> **TASK TO CARRY OUT**:
Among the entries below, find every line that has "heading" and pull it out.

> **SUPPLIED MATERIAL**:
- - - - -

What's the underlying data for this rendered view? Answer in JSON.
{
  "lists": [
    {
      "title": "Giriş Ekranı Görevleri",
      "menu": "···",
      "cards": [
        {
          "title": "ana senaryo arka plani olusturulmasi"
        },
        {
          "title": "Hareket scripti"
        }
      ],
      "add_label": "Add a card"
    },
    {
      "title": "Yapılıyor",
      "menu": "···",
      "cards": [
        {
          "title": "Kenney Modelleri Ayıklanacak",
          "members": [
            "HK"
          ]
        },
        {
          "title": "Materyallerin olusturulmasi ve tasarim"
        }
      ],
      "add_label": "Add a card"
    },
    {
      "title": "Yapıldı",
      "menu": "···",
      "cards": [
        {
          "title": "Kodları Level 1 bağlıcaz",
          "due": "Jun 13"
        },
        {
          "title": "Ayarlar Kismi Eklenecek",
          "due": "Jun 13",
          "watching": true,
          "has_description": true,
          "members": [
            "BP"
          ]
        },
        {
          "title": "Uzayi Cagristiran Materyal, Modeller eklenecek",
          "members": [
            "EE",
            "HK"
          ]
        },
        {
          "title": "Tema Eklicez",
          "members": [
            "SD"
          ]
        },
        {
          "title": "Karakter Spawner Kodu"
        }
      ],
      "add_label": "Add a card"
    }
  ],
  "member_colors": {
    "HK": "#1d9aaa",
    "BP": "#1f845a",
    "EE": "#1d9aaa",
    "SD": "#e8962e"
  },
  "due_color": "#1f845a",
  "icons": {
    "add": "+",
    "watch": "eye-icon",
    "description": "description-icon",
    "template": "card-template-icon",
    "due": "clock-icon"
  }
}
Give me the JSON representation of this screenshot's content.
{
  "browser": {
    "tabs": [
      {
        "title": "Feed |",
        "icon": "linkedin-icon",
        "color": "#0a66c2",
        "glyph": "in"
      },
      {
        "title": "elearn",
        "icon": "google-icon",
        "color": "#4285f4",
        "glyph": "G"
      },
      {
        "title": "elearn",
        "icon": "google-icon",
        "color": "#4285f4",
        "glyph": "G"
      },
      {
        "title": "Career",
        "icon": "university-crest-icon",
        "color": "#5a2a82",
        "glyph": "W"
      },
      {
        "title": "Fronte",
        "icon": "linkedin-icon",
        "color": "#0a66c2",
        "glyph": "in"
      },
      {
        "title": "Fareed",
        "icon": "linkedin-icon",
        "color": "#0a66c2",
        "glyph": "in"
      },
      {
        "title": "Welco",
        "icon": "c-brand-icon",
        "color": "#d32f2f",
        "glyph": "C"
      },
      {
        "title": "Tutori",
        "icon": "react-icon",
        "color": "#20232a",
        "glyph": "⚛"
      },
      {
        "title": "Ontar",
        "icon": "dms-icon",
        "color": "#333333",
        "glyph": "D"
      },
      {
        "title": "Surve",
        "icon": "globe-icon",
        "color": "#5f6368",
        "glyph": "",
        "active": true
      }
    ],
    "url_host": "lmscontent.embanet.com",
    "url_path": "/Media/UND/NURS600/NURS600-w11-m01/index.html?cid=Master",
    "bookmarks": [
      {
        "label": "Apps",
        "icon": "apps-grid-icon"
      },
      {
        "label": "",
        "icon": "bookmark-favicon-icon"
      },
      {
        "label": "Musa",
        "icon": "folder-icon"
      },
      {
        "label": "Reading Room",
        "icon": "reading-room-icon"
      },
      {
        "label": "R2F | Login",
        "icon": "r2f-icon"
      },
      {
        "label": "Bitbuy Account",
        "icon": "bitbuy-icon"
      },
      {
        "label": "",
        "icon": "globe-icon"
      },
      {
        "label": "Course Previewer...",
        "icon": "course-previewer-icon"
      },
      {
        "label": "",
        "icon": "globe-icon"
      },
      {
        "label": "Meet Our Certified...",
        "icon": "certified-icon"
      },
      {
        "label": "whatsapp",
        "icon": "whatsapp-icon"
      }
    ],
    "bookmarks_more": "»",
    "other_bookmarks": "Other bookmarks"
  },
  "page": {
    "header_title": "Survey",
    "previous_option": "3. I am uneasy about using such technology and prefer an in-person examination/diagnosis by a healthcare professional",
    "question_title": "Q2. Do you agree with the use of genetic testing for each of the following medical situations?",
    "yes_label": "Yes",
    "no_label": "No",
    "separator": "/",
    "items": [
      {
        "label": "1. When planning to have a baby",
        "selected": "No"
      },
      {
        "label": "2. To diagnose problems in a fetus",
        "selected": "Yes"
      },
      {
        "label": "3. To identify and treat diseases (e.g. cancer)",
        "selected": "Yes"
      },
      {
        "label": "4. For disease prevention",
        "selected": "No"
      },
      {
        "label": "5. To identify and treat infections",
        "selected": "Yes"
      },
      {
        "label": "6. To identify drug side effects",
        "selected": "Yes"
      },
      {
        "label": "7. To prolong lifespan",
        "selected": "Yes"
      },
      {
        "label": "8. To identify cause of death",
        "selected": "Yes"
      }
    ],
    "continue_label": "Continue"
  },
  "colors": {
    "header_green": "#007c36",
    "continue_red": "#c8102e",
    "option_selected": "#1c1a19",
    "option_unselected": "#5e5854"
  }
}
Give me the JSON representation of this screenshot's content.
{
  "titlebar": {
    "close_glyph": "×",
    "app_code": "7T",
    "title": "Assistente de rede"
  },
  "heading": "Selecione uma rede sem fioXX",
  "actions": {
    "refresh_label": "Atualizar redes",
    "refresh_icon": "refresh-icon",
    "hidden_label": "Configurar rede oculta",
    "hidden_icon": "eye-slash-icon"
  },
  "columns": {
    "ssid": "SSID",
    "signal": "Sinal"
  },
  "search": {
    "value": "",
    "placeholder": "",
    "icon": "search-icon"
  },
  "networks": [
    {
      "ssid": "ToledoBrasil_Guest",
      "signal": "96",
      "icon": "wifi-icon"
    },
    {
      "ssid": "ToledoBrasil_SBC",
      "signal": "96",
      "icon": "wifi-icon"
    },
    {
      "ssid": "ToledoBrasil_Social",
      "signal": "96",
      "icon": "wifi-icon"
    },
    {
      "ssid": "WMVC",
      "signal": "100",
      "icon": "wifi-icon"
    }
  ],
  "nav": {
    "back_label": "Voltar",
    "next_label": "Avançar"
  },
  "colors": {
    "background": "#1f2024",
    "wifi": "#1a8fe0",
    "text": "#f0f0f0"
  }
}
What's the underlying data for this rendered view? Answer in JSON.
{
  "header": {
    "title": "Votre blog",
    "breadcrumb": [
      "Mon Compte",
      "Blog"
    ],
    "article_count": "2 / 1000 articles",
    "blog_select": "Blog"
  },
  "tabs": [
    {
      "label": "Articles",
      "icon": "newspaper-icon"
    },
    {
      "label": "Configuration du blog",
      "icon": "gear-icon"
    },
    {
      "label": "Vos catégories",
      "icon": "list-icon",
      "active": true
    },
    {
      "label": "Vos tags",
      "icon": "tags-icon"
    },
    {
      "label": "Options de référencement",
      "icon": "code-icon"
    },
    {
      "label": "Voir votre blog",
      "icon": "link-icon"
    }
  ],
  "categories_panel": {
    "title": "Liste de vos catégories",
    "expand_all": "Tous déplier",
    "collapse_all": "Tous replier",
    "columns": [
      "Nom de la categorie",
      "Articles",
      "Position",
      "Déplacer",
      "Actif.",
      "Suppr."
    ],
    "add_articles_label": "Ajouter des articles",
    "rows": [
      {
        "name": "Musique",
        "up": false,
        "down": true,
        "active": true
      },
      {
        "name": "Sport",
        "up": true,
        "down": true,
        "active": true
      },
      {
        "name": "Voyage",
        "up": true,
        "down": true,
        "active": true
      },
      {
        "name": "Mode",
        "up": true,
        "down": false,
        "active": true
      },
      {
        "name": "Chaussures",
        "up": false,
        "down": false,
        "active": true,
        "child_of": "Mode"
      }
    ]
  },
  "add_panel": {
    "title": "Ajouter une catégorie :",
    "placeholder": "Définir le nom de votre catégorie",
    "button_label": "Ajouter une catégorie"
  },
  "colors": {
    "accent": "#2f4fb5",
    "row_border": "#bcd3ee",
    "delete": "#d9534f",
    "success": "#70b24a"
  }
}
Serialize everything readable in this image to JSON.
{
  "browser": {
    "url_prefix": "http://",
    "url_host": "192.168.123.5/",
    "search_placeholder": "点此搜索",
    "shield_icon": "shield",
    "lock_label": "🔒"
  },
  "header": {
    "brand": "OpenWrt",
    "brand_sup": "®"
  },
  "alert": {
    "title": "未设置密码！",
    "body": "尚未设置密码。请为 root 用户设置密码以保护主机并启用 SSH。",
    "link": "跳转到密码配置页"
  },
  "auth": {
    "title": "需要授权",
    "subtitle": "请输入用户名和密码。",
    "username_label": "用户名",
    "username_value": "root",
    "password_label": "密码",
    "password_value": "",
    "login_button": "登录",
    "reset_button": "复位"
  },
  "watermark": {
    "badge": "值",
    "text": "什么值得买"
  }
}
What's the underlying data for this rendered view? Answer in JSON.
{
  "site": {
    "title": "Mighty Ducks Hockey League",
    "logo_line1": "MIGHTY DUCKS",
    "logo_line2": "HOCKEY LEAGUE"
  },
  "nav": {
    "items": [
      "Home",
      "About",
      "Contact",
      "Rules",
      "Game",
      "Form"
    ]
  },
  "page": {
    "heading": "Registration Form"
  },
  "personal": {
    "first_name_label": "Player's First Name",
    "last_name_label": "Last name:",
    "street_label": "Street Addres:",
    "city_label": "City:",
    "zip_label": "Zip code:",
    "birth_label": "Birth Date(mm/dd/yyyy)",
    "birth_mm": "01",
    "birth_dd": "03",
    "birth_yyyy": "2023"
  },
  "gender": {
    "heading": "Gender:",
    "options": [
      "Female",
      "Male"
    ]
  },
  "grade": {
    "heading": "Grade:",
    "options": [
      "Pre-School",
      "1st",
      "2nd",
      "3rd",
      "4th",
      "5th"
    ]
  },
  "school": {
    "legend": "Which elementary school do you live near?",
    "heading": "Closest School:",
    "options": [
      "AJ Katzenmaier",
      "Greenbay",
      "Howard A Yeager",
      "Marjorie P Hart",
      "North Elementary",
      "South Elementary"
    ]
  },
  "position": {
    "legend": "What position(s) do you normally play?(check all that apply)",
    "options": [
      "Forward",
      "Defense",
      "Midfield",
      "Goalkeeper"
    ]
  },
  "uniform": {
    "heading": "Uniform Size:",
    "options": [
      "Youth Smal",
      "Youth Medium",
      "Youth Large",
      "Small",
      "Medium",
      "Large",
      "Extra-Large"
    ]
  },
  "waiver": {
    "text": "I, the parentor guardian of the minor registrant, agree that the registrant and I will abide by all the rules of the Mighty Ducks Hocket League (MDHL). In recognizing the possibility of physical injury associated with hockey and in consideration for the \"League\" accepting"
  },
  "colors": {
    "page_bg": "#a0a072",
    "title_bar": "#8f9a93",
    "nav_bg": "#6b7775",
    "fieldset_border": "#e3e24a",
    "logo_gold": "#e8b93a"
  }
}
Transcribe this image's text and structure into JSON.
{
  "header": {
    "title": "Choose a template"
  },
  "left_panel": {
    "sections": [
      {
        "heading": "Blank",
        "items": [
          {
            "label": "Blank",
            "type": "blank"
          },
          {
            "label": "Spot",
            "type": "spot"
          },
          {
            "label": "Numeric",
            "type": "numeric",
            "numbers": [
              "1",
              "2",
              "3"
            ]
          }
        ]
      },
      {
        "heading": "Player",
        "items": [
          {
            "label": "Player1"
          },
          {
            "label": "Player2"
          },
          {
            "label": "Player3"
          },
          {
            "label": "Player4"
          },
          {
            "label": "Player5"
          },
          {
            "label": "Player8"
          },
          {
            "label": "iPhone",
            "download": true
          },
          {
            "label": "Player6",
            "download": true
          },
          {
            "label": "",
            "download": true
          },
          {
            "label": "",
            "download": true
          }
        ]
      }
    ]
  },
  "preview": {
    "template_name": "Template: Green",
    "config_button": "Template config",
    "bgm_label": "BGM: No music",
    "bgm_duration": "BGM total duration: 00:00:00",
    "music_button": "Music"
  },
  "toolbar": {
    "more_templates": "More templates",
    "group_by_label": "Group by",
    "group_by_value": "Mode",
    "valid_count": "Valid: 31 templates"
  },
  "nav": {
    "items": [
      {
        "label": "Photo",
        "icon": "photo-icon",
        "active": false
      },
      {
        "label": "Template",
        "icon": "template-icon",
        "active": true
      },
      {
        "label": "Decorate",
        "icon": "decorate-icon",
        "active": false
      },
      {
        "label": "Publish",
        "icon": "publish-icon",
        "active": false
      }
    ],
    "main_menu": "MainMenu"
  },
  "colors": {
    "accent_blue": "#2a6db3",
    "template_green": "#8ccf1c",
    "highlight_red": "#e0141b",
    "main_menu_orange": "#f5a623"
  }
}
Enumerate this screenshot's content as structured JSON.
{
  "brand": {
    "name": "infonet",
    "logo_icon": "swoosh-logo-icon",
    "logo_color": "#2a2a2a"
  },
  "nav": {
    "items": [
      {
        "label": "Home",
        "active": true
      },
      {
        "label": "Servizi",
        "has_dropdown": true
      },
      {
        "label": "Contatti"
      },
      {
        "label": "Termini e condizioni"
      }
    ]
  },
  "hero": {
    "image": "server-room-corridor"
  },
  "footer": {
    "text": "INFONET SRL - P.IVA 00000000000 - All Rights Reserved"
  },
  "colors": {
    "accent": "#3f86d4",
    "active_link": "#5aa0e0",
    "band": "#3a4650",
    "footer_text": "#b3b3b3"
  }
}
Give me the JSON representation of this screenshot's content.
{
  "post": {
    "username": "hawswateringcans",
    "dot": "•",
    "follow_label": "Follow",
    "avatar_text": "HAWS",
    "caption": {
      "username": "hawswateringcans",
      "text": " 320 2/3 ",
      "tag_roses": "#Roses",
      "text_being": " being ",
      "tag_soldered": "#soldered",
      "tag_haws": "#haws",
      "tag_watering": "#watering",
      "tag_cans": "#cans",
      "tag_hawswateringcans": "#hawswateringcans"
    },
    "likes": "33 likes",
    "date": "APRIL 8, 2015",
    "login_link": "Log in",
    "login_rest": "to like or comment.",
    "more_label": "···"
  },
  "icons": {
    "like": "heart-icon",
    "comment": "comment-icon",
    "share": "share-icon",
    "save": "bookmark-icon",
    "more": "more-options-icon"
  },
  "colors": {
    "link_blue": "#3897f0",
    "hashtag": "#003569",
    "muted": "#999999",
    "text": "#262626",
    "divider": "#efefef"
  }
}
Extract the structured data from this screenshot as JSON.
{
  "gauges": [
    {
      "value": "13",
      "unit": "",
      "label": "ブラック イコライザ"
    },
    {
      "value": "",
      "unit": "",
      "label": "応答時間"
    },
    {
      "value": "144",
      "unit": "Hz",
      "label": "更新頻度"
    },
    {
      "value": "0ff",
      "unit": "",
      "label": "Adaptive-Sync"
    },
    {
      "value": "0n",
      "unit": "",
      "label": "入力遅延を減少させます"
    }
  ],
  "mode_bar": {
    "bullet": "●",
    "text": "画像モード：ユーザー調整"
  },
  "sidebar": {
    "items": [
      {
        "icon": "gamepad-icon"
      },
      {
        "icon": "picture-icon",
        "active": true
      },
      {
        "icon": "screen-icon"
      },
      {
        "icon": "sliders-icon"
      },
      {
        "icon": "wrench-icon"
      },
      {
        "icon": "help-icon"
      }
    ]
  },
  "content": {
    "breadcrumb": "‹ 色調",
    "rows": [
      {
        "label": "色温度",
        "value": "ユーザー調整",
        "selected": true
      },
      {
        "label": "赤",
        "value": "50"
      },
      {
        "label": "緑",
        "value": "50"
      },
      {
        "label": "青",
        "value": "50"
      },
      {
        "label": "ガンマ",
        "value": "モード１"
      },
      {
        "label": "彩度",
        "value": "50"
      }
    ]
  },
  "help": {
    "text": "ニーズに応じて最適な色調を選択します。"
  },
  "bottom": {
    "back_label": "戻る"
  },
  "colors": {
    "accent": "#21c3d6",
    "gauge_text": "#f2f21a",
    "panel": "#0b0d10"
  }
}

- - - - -

> **SOLUTION TO THIS EXERCISE**:
  "heading": "Selecione uma rede sem fioXX",
    "heading": "Registration Form"
    "heading": "Gender:",
    "heading": "Grade:",
    "heading": "Closest School:",
    "heading": "Uniform Size:",
        "heading": "Blank",
        "heading": "Player",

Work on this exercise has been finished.